[Excerpts from a dataset]
==============================
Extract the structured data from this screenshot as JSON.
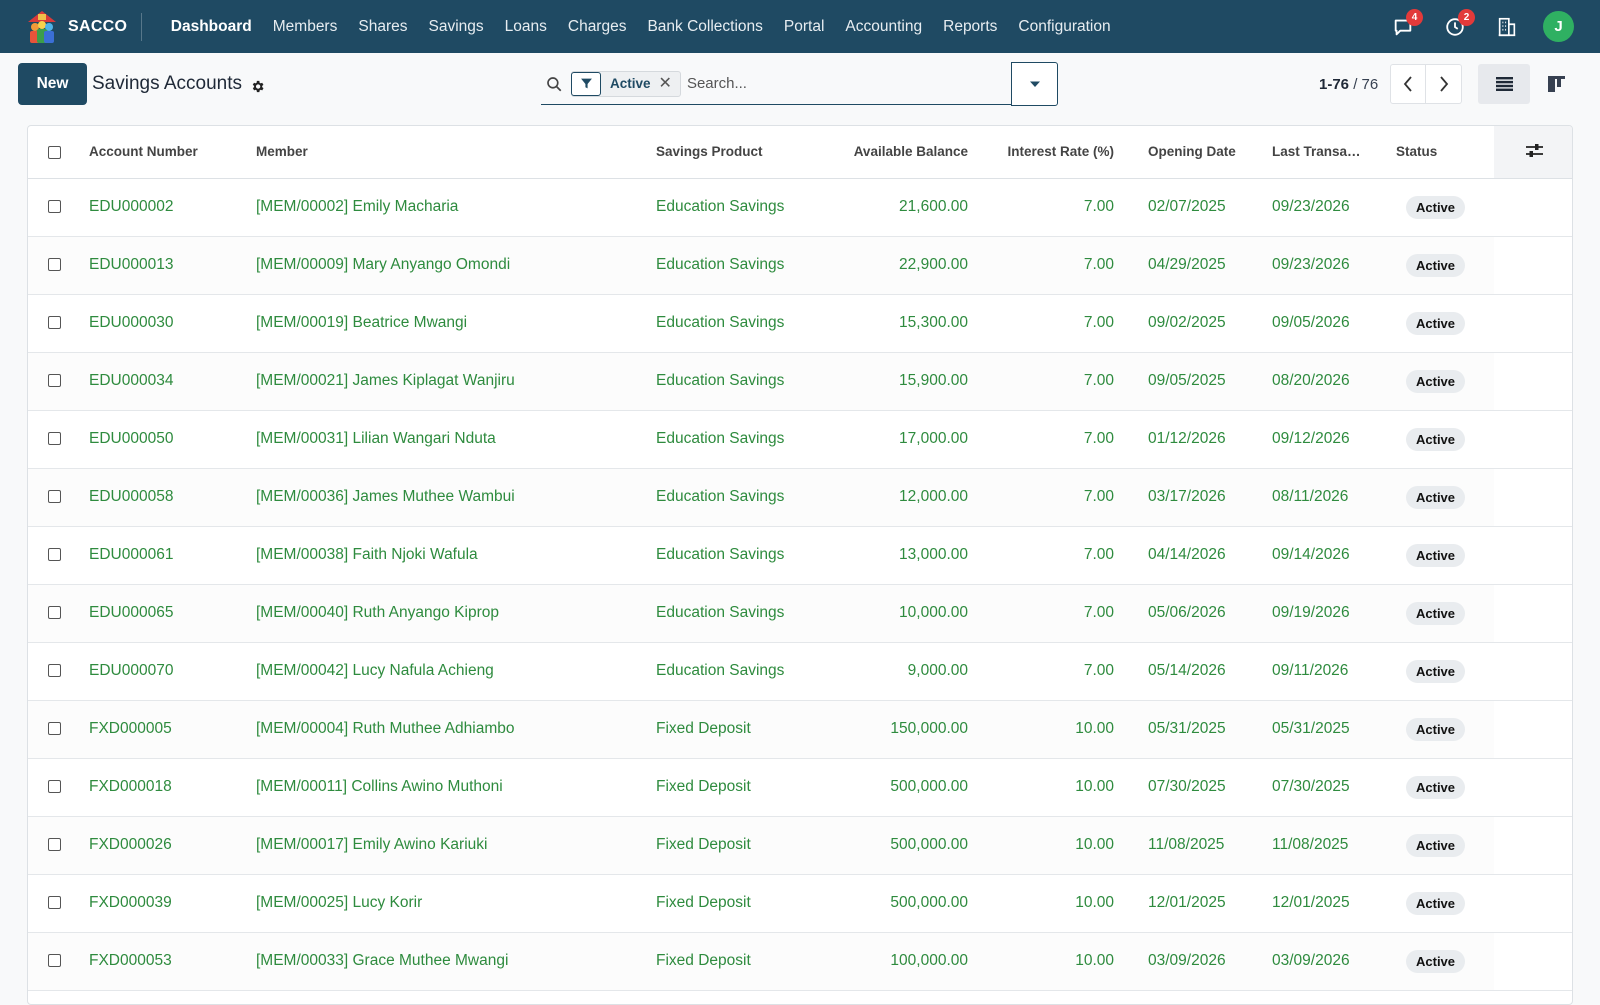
{
  "navbar": {
    "brand": "SACCO",
    "menu": [
      "Dashboard",
      "Members",
      "Shares",
      "Savings",
      "Loans",
      "Charges",
      "Bank Collections",
      "Portal",
      "Accounting",
      "Reports",
      "Configuration"
    ],
    "active_menu": "Dashboard",
    "messages_count": "4",
    "activities_count": "2",
    "user_initial": "J"
  },
  "control": {
    "new_label": "New",
    "title": "Savings Accounts",
    "facet_value": "Active",
    "facet_remove": "✕",
    "search_placeholder": "Search...",
    "pager_range": "1-76",
    "pager_sep": " / ",
    "pager_total": "76"
  },
  "table": {
    "columns": [
      "Account Number",
      "Member",
      "Savings Product",
      "Available Balance",
      "Interest Rate (%)",
      "Opening Date",
      "Last Transac...",
      "Status"
    ],
    "rows": [
      {
        "account": "EDU000002",
        "member": "[MEM/00002] Emily Macharia",
        "product": "Education Savings",
        "balance": "21,600.00",
        "rate": "7.00",
        "opened": "02/07/2025",
        "last": "09/23/2026",
        "status": "Active"
      },
      {
        "account": "EDU000013",
        "member": "[MEM/00009] Mary Anyango Omondi",
        "product": "Education Savings",
        "balance": "22,900.00",
        "rate": "7.00",
        "opened": "04/29/2025",
        "last": "09/23/2026",
        "status": "Active"
      },
      {
        "account": "EDU000030",
        "member": "[MEM/00019] Beatrice Mwangi",
        "product": "Education Savings",
        "balance": "15,300.00",
        "rate": "7.00",
        "opened": "09/02/2025",
        "last": "09/05/2026",
        "status": "Active"
      },
      {
        "account": "EDU000034",
        "member": "[MEM/00021] James Kiplagat Wanjiru",
        "product": "Education Savings",
        "balance": "15,900.00",
        "rate": "7.00",
        "opened": "09/05/2025",
        "last": "08/20/2026",
        "status": "Active"
      },
      {
        "account": "EDU000050",
        "member": "[MEM/00031] Lilian Wangari Nduta",
        "product": "Education Savings",
        "balance": "17,000.00",
        "rate": "7.00",
        "opened": "01/12/2026",
        "last": "09/12/2026",
        "status": "Active"
      },
      {
        "account": "EDU000058",
        "member": "[MEM/00036] James Muthee Wambui",
        "product": "Education Savings",
        "balance": "12,000.00",
        "rate": "7.00",
        "opened": "03/17/2026",
        "last": "08/11/2026",
        "status": "Active"
      },
      {
        "account": "EDU000061",
        "member": "[MEM/00038] Faith Njoki Wafula",
        "product": "Education Savings",
        "balance": "13,000.00",
        "rate": "7.00",
        "opened": "04/14/2026",
        "last": "09/14/2026",
        "status": "Active"
      },
      {
        "account": "EDU000065",
        "member": "[MEM/00040] Ruth Anyango Kiprop",
        "product": "Education Savings",
        "balance": "10,000.00",
        "rate": "7.00",
        "opened": "05/06/2026",
        "last": "09/19/2026",
        "status": "Active"
      },
      {
        "account": "EDU000070",
        "member": "[MEM/00042] Lucy Nafula Achieng",
        "product": "Education Savings",
        "balance": "9,000.00",
        "rate": "7.00",
        "opened": "05/14/2026",
        "last": "09/11/2026",
        "status": "Active"
      },
      {
        "account": "FXD000005",
        "member": "[MEM/00004] Ruth Muthee Adhiambo",
        "product": "Fixed Deposit",
        "balance": "150,000.00",
        "rate": "10.00",
        "opened": "05/31/2025",
        "last": "05/31/2025",
        "status": "Active"
      },
      {
        "account": "FXD000018",
        "member": "[MEM/00011] Collins Awino Muthoni",
        "product": "Fixed Deposit",
        "balance": "500,000.00",
        "rate": "10.00",
        "opened": "07/30/2025",
        "last": "07/30/2025",
        "status": "Active"
      },
      {
        "account": "FXD000026",
        "member": "[MEM/00017] Emily Awino Kariuki",
        "product": "Fixed Deposit",
        "balance": "500,000.00",
        "rate": "10.00",
        "opened": "11/08/2025",
        "last": "11/08/2025",
        "status": "Active"
      },
      {
        "account": "FXD000039",
        "member": "[MEM/00025] Lucy Korir",
        "product": "Fixed Deposit",
        "balance": "500,000.00",
        "rate": "10.00",
        "opened": "12/01/2025",
        "last": "12/01/2025",
        "status": "Active"
      },
      {
        "account": "FXD000053",
        "member": "[MEM/00033] Grace Muthee Mwangi",
        "product": "Fixed Deposit",
        "balance": "100,000.00",
        "rate": "10.00",
        "opened": "03/09/2026",
        "last": "03/09/2026",
        "status": "Active"
      }
    ]
  },
  "colors": {
    "navbar": "#1f4a63",
    "link_green": "#2e8b3e",
    "badge_red": "#e23a3a",
    "avatar_green": "#2fb062"
  },
  "icons": [
    "app-logo-icon",
    "chat-icon",
    "clock-icon",
    "building-icon",
    "gear-icon",
    "search-icon",
    "filter-icon",
    "caret-down-icon",
    "chevron-left-icon",
    "chevron-right-icon",
    "list-view-icon",
    "kanban-view-icon",
    "column-options-icon"
  ]
}
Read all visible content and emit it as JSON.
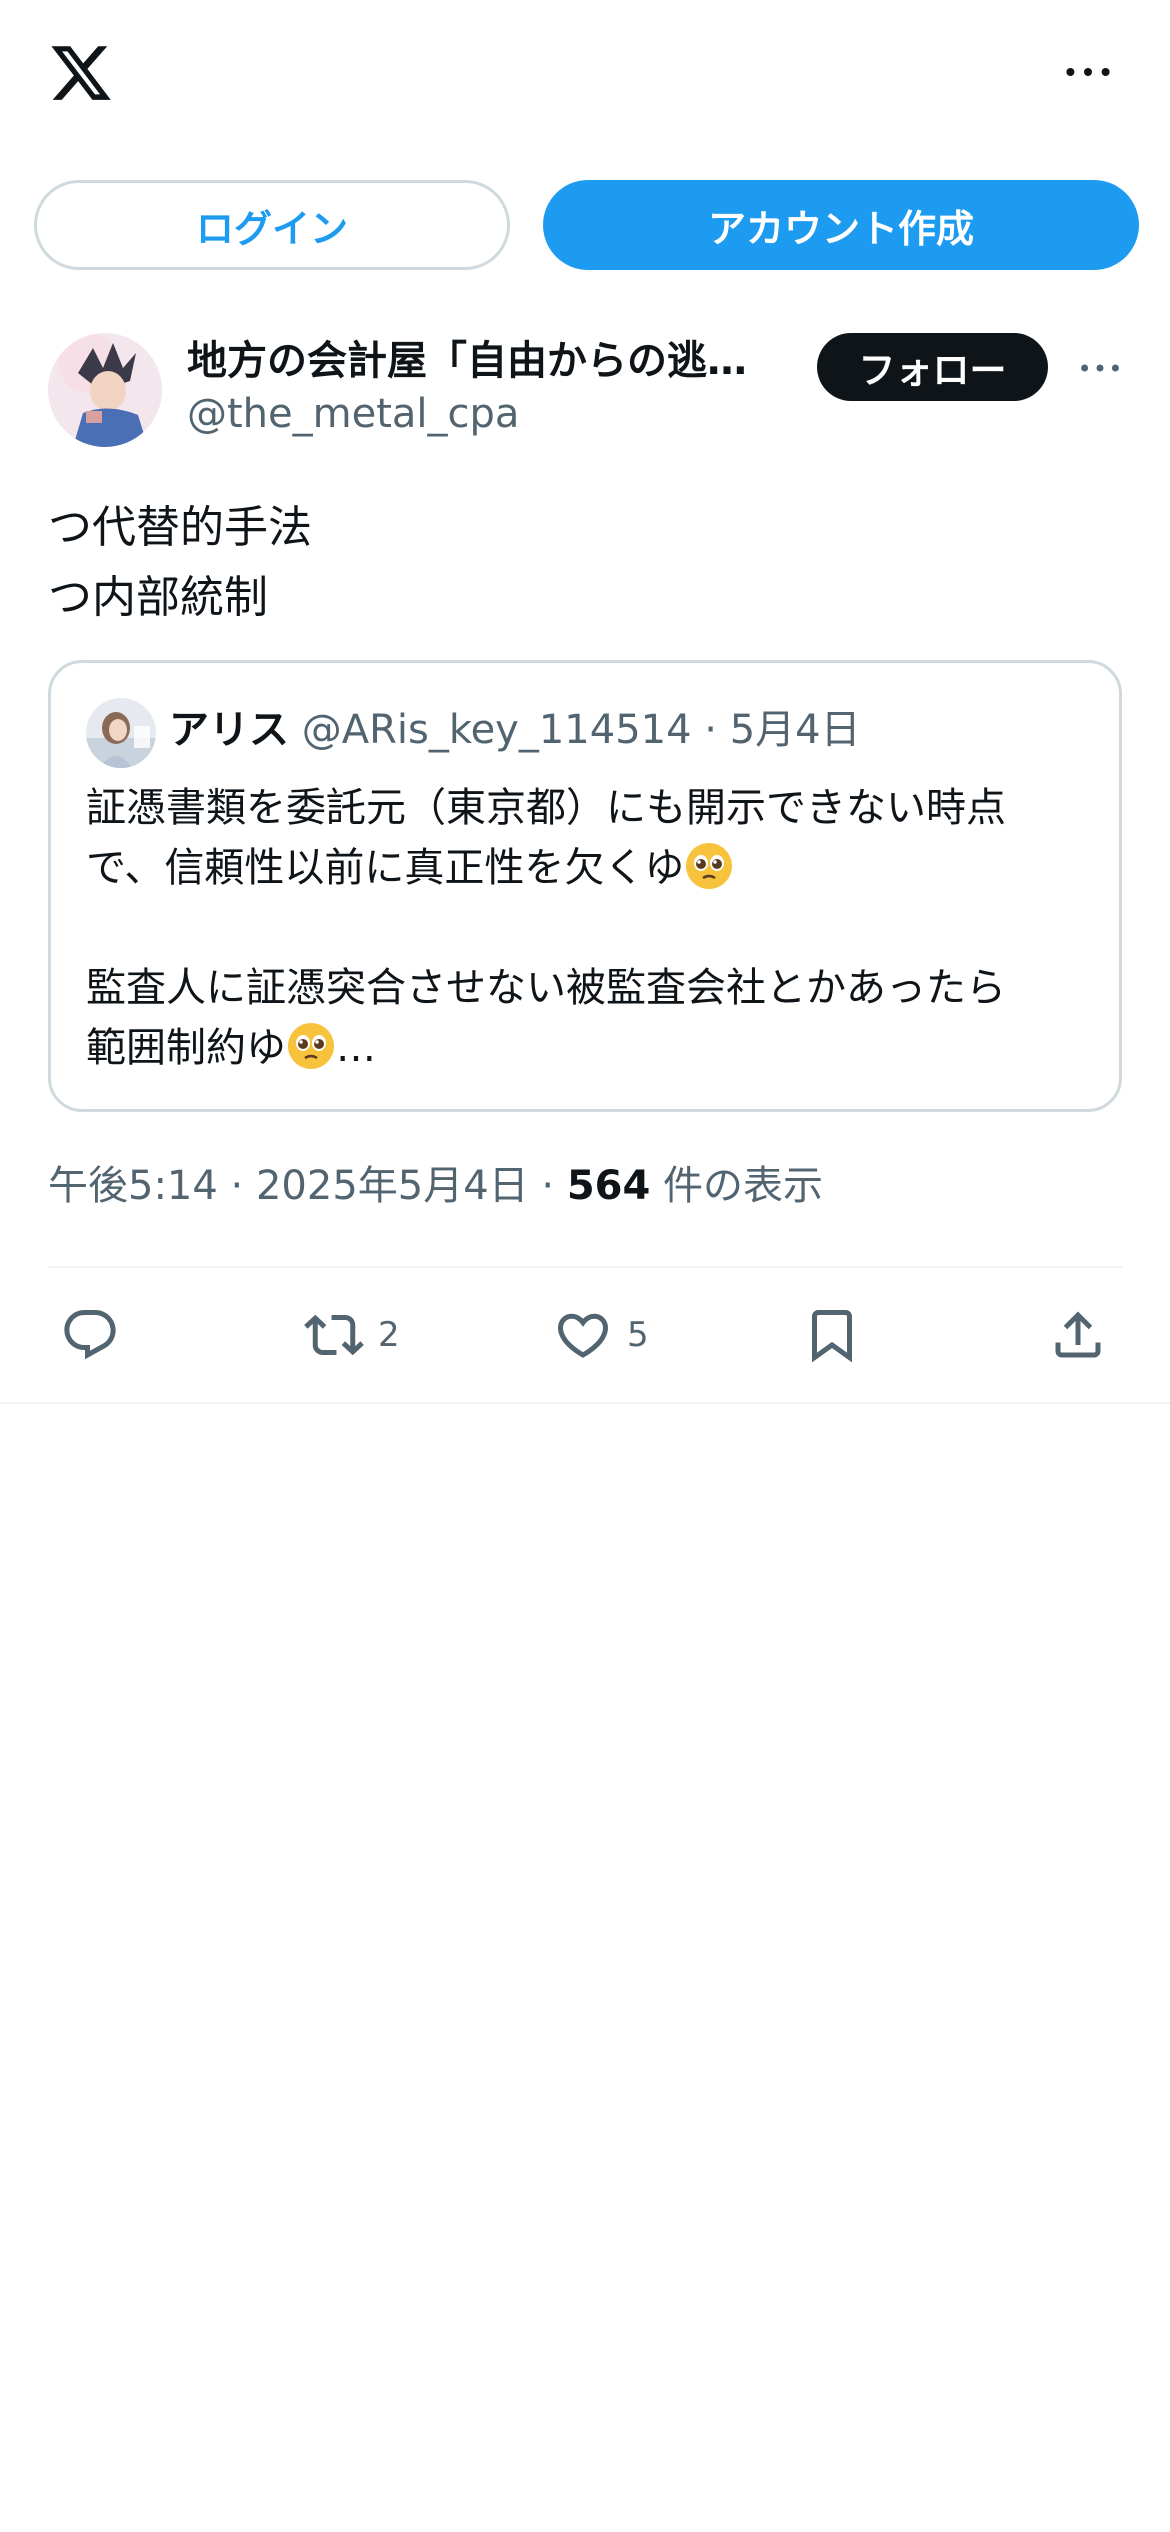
{
  "header": {
    "logo": "x-logo-icon",
    "more_icon": "more-horizontal-icon"
  },
  "auth": {
    "login_label": "ログイン",
    "signup_label": "アカウント作成"
  },
  "author": {
    "display_name": "地方の会計屋「自由からの逃…",
    "handle": "@the_metal_cpa",
    "follow_label": "フォロー"
  },
  "tweet": {
    "lines": [
      "つ代替的手法",
      "つ内部統制"
    ]
  },
  "quote": {
    "name": "アリス",
    "meta": "@ARis_key_114514 · 5月4日",
    "line1": "証憑書類を委託元（東京都）にも開示できない時点",
    "line2": "で、信頼性以前に真正性を欠くゆ",
    "line3": "監査人に証憑突合させない被監査会社とかあったら",
    "line4": "範囲制約ゆ",
    "ellipsis": "…"
  },
  "meta": {
    "time_date": "午後5:14 · 2025年5月4日 · ",
    "views_count": "564",
    "views_label": " 件の表示"
  },
  "actions": {
    "reply": {
      "icon": "reply-icon",
      "count": ""
    },
    "retweet": {
      "icon": "retweet-icon",
      "count": "2"
    },
    "like": {
      "icon": "heart-icon",
      "count": "5"
    },
    "bookmark": {
      "icon": "bookmark-icon",
      "count": ""
    },
    "share": {
      "icon": "share-icon",
      "count": ""
    }
  },
  "colors": {
    "accent": "#1d9bf0",
    "text": "#0f1419",
    "secondary": "#536471",
    "border": "#cfd9de"
  }
}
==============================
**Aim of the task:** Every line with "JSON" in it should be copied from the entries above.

**Task response:**
Extract the structured data from this screenshot as JSON.
Read all visible content and emit it as JSON.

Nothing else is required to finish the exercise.